======== Listed entries

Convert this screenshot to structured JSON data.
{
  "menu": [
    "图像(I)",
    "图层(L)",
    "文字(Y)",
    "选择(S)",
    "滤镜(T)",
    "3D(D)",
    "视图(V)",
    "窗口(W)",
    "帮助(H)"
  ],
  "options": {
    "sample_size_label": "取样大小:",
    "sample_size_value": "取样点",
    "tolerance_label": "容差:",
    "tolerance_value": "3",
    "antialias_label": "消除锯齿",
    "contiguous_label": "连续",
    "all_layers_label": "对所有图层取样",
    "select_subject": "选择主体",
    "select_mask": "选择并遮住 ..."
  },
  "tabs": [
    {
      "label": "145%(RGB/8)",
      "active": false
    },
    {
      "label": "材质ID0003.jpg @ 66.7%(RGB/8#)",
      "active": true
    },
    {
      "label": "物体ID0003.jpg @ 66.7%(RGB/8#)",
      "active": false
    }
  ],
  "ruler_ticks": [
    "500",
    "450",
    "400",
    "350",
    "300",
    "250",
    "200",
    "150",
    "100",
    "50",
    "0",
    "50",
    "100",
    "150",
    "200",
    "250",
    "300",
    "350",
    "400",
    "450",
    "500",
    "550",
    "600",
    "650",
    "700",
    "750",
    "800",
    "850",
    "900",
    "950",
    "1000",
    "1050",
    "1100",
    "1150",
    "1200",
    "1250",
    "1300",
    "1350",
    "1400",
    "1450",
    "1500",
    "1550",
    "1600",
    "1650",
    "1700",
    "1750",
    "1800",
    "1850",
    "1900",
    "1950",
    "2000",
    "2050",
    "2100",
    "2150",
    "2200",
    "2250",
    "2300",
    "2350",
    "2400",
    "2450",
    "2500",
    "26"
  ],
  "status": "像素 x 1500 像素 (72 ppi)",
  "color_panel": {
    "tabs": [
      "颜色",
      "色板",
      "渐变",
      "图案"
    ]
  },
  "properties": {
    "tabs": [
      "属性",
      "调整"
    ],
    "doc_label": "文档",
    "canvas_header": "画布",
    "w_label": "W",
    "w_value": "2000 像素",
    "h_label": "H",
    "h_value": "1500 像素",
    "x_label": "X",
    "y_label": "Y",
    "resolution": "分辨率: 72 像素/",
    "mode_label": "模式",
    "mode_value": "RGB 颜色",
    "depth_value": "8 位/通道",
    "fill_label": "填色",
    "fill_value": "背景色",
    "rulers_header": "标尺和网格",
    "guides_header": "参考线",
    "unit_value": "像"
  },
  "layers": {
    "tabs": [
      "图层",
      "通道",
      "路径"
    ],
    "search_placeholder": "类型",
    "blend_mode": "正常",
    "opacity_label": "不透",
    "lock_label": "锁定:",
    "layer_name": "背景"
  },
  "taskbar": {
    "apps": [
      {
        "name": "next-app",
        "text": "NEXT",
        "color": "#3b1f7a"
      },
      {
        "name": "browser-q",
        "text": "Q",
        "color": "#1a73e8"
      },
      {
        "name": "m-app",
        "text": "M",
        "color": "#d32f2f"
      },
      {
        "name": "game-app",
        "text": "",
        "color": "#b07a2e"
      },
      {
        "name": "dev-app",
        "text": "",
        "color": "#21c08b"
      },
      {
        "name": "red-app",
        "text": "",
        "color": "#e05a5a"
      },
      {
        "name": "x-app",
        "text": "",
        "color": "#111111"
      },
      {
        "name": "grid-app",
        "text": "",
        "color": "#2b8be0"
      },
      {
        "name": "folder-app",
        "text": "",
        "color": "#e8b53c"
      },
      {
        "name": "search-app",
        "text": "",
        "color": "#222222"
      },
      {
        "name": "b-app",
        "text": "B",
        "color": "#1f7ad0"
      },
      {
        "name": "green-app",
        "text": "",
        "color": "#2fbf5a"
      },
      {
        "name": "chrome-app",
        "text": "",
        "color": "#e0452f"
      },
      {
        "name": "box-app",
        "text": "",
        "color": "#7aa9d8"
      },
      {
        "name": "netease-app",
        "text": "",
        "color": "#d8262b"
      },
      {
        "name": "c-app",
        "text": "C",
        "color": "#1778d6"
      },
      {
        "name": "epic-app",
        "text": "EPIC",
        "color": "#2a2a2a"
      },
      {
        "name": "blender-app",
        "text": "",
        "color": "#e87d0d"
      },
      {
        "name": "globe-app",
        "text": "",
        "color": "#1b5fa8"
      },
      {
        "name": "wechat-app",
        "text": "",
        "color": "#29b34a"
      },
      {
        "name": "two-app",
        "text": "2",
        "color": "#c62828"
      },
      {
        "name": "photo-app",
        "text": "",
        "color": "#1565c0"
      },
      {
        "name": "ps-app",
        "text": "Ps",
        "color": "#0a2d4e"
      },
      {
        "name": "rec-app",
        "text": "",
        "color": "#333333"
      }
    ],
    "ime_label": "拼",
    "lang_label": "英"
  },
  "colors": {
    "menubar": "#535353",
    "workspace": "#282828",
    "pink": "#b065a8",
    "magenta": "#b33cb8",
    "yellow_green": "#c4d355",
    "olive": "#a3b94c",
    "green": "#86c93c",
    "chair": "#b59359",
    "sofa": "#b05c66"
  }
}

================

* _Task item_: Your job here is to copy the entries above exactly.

* _Solution for this problem_:
Convert this screenshot to structured JSON data.
{
  "menu": [
    "图像(I)",
    "图层(L)",
    "文字(Y)",
    "选择(S)",
    "滤镜(T)",
    "3D(D)",
    "视图(V)",
    "窗口(W)",
    "帮助(H)"
  ],
  "options": {
    "sample_size_label": "取样大小:",
    "sample_size_value": "取样点",
    "tolerance_label": "容差:",
    "tolerance_value": "3",
    "antialias_label": "消除锯齿",
    "contiguous_label": "连续",
    "all_layers_label": "对所有图层取样",
    "select_subject": "选择主体",
    "select_mask": "选择并遮住 ..."
  },
  "tabs": [
    {
      "label": "145%(RGB/8)",
      "active": false
    },
    {
      "label": "材质ID0003.jpg @ 66.7%(RGB/8#)",
      "active": true
    },
    {
      "label": "物体ID0003.jpg @ 66.7%(RGB/8#)",
      "active": false
    }
  ],
  "ruler_ticks": [
    "500",
    "450",
    "400",
    "350",
    "300",
    "250",
    "200",
    "150",
    "100",
    "50",
    "0",
    "50",
    "100",
    "150",
    "200",
    "250",
    "300",
    "350",
    "400",
    "450",
    "500",
    "550",
    "600",
    "650",
    "700",
    "750",
    "800",
    "850",
    "900",
    "950",
    "1000",
    "1050",
    "1100",
    "1150",
    "1200",
    "1250",
    "1300",
    "1350",
    "1400",
    "1450",
    "1500",
    "1550",
    "1600",
    "1650",
    "1700",
    "1750",
    "1800",
    "1850",
    "1900",
    "1950",
    "2000",
    "2050",
    "2100",
    "2150",
    "2200",
    "2250",
    "2300",
    "2350",
    "2400",
    "2450",
    "2500",
    "26"
  ],
  "status": "像素 x 1500 像素 (72 ppi)",
  "color_panel": {
    "tabs": [
      "颜色",
      "色板",
      "渐变",
      "图案"
    ]
  },
  "properties": {
    "tabs": [
      "属性",
      "调整"
    ],
    "doc_label": "文档",
    "canvas_header": "画布",
    "w_label": "W",
    "w_value": "2000 像素",
    "h_label": "H",
    "h_value": "1500 像素",
    "x_label": "X",
    "y_label": "Y",
    "resolution": "分辨率: 72 像素/",
    "mode_label": "模式",
    "mode_value": "RGB 颜色",
    "depth_value": "8 位/通道",
    "fill_label": "填色",
    "fill_value": "背景色",
    "rulers_header": "标尺和网格",
    "guides_header": "参考线",
    "unit_value": "像"
  },
  "layers": {
    "tabs": [
      "图层",
      "通道",
      "路径"
    ],
    "search_placeholder": "类型",
    "blend_mode": "正常",
    "opacity_label": "不透",
    "lock_label": "锁定:",
    "layer_name": "背景"
  },
  "taskbar": {
    "apps": [
      {
        "name": "next-app",
        "text": "NEXT",
        "color": "#3b1f7a"
      },
      {
        "name": "browser-q",
        "text": "Q",
        "color": "#1a73e8"
      },
      {
        "name": "m-app",
        "text": "M",
        "color": "#d32f2f"
      },
      {
        "name": "game-app",
        "text": "",
        "color": "#b07a2e"
      },
      {
        "name": "dev-app",
        "text": "",
        "color": "#21c08b"
      },
      {
        "name": "red-app",
        "text": "",
        "color": "#e05a5a"
      },
      {
        "name": "x-app",
        "text": "",
        "color": "#111111"
      },
      {
        "name": "grid-app",
        "text": "",
        "color": "#2b8be0"
      },
      {
        "name": "folder-app",
        "text": "",
        "color": "#e8b53c"
      },
      {
        "name": "search-app",
        "text": "",
        "color": "#222222"
      },
      {
        "name": "b-app",
        "text": "B",
        "color": "#1f7ad0"
      },
      {
        "name": "green-app",
        "text": "",
        "color": "#2fbf5a"
      },
      {
        "name": "chrome-app",
        "text": "",
        "color": "#e0452f"
      },
      {
        "name": "box-app",
        "text": "",
        "color": "#7aa9d8"
      },
      {
        "name": "netease-app",
        "text": "",
        "color": "#d8262b"
      },
      {
        "name": "c-app",
        "text": "C",
        "color": "#1778d6"
      },
      {
        "name": "epic-app",
        "text": "EPIC",
        "color": "#2a2a2a"
      },
      {
        "name": "blender-app",
        "text": "",
        "color": "#e87d0d"
      },
      {
        "name": "globe-app",
        "text": "",
        "color": "#1b5fa8"
      },
      {
        "name": "wechat-app",
        "text": "",
        "color": "#29b34a"
      },
      {
        "name": "two-app",
        "text": "2",
        "color": "#c62828"
      },
      {
        "name": "photo-app",
        "text": "",
        "color": "#1565c0"
      },
      {
        "name": "ps-app",
        "text": "Ps",
        "color": "#0a2d4e"
      },
      {
        "name": "rec-app",
        "text": "",
        "color": "#333333"
      }
    ],
    "ime_label": "拼",
    "lang_label": "英"
  },
  "colors": {
    "menubar": "#535353",
    "workspace": "#282828",
    "pink": "#b065a8",
    "magenta": "#b33cb8",
    "yellow_green": "#c4d355",
    "olive": "#a3b94c",
    "green": "#86c93c",
    "chair": "#b59359",
    "sofa": "#b05c66"
  }
}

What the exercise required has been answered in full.